A business could consider Lending if they meet the criteria and have a good credit rating. The benefits can include paying lower rates than banks while creating community advocates from local investors. Plus, equity can be very expensive at this stage given that valuations are not maximised.
- Stage 4 – Expansion
Established business looking to expansion can be a good time to consider Equity as the valuations will be much more favourable. Accredited investors have proof of your ability to run your business and may be quite interested in participating in the benefits of your growth. Debt crowdfunding or traditional bank lending or Angel investment may also be options to consider given your maturation to fundable status in their eyes.
- Stage 5 – Maturity
Typically 5+ years in operation. Your goals will drive your model decisions from here. Some firms still turn to Equity crowdfunding at this stage preferring to avoid the control issues and forced exits common in the venture capital arena.
While these are not hard and fast rules some general guidelines can be considered.
- Rewards have proven very successful for the Arts, Charities and gadgets or new technology ventures
- Equity has worked for hot start-ups that would have attracted angel investors with old-fashioned pitches before the advent of crowdfunding or firms at the Expansion or Maturity phases described earlier
- Lending is a newer option that seems very well suited to Main Street businesses that have hit the expansion phase after 2+ years and want to create supporters while they borrow.

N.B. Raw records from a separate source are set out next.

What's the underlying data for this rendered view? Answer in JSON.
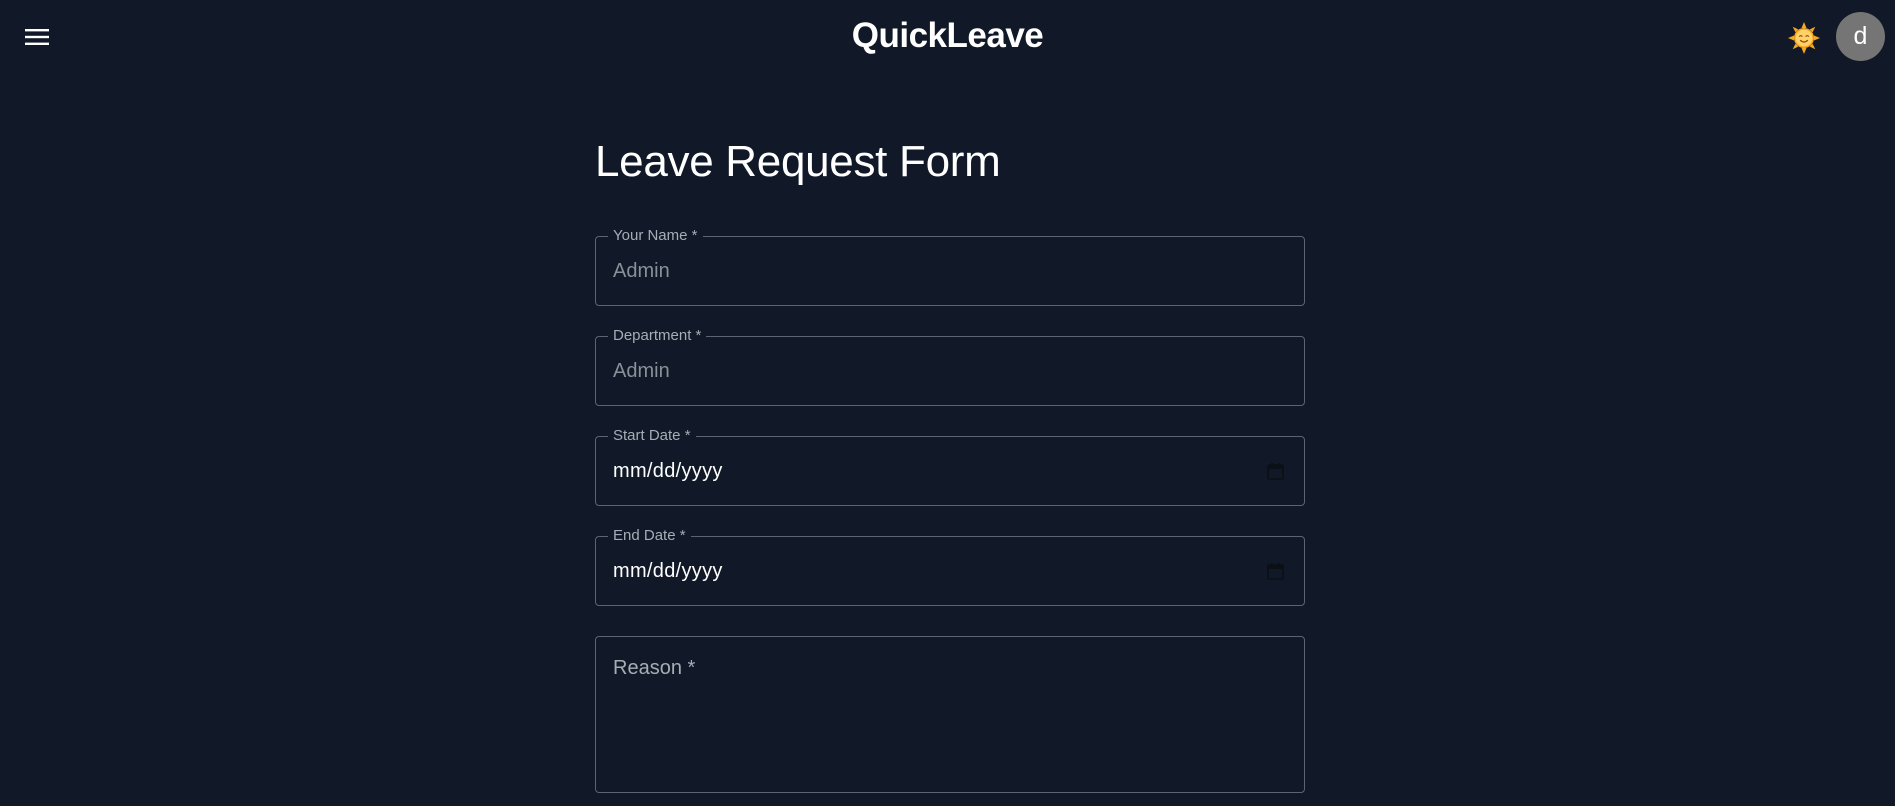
{
  "header": {
    "title": "QuickLeave",
    "menu_icon": "hamburger-menu-icon",
    "theme_icon": "sun-face-icon",
    "avatar_initial": "d"
  },
  "form": {
    "title": "Leave Request Form",
    "fields": {
      "name": {
        "label": "Your Name *",
        "value": "Admin"
      },
      "department": {
        "label": "Department *",
        "value": "Admin"
      },
      "start_date": {
        "label": "Start Date *",
        "value": "mm/dd/yyyy"
      },
      "end_date": {
        "label": "End Date *",
        "value": "mm/dd/yyyy"
      },
      "reason": {
        "label": "Reason *",
        "value": ""
      }
    }
  },
  "colors": {
    "background": "#111827",
    "border": "#5b6472",
    "label": "#a7adb6",
    "avatar": "#757575",
    "sun": "#f5a623"
  }
}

Platform track record
You can reduce your risk by researching other track records of success and asking questions like those below:
- How much money has been raised by projects similar to yours?

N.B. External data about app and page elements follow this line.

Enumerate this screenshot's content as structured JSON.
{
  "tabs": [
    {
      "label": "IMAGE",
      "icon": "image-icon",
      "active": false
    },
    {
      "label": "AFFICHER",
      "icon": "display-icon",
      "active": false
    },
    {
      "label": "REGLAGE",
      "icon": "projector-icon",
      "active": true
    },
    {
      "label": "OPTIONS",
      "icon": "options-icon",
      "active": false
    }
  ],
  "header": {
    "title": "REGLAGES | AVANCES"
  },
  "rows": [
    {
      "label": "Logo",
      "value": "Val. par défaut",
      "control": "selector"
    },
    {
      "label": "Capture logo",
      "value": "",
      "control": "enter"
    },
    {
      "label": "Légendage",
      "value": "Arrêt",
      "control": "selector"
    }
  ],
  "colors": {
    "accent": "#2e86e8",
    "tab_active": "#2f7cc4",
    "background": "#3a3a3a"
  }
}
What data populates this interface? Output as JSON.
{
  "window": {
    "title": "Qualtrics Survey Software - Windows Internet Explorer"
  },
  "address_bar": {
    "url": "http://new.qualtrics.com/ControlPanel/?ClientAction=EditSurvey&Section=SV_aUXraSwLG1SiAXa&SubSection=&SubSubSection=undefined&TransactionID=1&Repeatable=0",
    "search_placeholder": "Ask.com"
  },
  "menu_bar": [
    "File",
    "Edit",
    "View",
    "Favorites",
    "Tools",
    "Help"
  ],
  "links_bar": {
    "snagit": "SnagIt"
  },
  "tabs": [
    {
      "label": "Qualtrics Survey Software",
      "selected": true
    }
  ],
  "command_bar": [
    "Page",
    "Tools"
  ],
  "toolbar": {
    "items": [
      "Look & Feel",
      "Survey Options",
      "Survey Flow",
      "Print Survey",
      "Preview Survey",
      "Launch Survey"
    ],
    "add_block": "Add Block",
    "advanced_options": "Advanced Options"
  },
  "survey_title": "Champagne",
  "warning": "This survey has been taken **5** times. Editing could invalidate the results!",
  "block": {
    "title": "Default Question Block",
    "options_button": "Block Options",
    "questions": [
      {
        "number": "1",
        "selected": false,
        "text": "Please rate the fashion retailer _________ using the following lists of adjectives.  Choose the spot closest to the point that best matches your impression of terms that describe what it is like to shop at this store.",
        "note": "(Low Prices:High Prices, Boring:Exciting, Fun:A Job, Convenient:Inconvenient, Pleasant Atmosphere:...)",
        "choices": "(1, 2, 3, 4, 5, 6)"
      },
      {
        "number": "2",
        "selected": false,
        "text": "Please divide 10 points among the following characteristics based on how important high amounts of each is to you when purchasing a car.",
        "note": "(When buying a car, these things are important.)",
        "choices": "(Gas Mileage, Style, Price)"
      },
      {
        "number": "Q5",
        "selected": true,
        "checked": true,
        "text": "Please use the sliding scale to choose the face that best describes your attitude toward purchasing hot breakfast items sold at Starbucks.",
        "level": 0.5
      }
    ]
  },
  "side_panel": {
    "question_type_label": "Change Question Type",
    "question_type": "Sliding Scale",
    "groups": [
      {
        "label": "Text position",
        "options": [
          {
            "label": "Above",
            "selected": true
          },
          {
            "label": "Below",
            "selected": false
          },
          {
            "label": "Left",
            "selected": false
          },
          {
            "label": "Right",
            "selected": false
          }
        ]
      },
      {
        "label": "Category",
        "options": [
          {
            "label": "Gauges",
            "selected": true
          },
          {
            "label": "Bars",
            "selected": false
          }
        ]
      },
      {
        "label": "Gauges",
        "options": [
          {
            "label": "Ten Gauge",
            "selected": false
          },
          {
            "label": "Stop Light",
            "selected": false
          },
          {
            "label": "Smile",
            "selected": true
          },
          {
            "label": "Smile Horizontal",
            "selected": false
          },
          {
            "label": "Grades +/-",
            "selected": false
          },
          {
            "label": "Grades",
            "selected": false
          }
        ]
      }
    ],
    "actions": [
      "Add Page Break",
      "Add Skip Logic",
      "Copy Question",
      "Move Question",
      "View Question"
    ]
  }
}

- How many projects have raised funds?
- Do they claim to serve your niche? Can you find proof?
- Do they have evident financial backing?
- Does the executive team have any background in crowdfunding or venture capital?

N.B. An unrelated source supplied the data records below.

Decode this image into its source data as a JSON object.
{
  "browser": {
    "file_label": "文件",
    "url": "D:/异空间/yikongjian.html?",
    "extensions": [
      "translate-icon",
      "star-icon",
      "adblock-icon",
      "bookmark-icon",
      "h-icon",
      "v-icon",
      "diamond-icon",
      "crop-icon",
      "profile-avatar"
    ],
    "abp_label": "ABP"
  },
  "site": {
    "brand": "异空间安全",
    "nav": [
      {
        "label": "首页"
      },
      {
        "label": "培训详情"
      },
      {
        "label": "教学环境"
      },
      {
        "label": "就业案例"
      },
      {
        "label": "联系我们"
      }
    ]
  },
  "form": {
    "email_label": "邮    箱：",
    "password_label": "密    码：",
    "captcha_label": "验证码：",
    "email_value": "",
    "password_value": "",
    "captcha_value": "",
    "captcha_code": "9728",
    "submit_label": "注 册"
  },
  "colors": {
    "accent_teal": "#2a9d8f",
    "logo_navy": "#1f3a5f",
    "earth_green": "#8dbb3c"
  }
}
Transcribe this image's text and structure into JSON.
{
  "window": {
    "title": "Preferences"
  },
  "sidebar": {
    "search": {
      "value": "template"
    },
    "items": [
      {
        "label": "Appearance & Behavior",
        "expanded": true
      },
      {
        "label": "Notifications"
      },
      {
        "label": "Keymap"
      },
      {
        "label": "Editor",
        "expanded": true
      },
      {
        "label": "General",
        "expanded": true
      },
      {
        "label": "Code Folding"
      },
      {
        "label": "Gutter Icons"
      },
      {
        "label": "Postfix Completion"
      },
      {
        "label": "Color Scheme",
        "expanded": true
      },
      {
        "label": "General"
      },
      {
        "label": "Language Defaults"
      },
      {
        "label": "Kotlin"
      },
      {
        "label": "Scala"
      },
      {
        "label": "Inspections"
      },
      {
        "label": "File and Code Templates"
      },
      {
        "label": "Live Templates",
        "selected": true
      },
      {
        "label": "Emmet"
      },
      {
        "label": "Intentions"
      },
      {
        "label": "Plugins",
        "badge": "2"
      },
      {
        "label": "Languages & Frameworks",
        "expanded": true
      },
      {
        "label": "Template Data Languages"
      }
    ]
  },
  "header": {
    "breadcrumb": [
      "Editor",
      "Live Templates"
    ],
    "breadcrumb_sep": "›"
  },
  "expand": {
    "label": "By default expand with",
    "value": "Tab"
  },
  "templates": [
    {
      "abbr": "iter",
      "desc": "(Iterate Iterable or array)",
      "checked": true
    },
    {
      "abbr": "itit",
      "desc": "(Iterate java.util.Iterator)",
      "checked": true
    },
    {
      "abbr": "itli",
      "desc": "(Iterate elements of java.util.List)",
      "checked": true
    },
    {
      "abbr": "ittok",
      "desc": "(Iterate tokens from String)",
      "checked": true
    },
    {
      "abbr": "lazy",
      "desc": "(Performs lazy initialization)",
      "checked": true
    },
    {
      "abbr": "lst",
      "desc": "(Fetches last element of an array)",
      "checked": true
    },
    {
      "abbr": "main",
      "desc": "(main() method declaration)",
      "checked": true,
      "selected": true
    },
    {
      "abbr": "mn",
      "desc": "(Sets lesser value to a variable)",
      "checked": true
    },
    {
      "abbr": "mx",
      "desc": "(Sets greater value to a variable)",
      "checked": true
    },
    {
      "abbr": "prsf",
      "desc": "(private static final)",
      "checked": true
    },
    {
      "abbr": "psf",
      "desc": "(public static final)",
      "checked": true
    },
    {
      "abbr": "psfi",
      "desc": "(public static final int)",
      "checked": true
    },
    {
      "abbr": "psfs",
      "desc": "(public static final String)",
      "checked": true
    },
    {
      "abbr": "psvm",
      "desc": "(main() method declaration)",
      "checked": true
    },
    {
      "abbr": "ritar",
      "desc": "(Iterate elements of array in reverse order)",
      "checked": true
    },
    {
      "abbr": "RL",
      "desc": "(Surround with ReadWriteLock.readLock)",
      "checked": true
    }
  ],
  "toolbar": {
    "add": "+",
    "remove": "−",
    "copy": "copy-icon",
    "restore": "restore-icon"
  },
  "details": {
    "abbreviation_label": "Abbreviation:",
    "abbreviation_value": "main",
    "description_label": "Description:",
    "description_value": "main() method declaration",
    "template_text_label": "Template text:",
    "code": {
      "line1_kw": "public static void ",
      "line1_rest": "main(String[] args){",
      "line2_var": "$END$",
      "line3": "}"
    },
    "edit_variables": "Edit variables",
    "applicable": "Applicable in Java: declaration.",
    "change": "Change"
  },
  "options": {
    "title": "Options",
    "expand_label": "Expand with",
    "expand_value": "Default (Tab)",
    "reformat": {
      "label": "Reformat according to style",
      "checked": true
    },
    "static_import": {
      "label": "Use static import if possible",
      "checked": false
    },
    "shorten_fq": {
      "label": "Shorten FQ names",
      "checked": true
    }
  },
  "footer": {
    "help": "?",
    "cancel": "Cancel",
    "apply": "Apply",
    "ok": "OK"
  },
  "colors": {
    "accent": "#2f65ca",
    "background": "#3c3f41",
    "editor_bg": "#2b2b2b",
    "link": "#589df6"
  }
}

- Does the platform support my marketing plans for my campaign? e.g. social media integration etc.
There are many different fee structures that crowdfunding sites use. Some charge a flat platform fee, some take a percentage of donations, and some charge a fee per transaction. Credit card processing fees are usually charged, as well. Research the fees involved with the crowdfunding platform and read their terms and conditions.
Be aware that some sites will charge you a higher fee for not reaching your goal, or worse, don’t let you keep the money you raise unless you meet your goal.
You’ll also want to find out if you need to wait until the end of the campaign to claim your funds or if you are able to cash out along the way. This is important to know if you’ll be running a long campaign or if you’ll have expenses throughout.
Customer Support and Ease of Use
Consider the amount of assistance needed for your project creation. Do you want someone walking you through the entire process, or are you more of an autonomous worker, preferring a simple tutorial and complete control?
You may need assistance setting up your site and marketing it. Look for online tutorials and guidance. As you are getting started you could also try contacting the customer service team to be sure the site is responsive, timely, and open to giving you the support you need!
Find the platform that will work the hardest for you: one that saves you time and money, is streamlined, looks pretty, simply stated, and works well.
You may want the ability to post offline donations to make the thermometer rise even if the money comes in via cash or cheque. Giving begets giving, so you want every donation to count.
Another helpful tool is receipt customisation, which lets you include tax-deduction information to save you time and money on follow-up mailings.
Customising your site will bring your story to life and make it more memorable and meaningful for prospective donors. Look for a platform that gives you the ability to brand your campaign and has multimedia functionality.
Consider platform rules about deadlines (some sites limit campaign duration), project approval requirements, or restricted access to information about your donors.
Crowdfunding can do much more for you than just raising money: It can help you grow your email list, increase engagement and build a comprehensive ‘fan’ database so these features are important.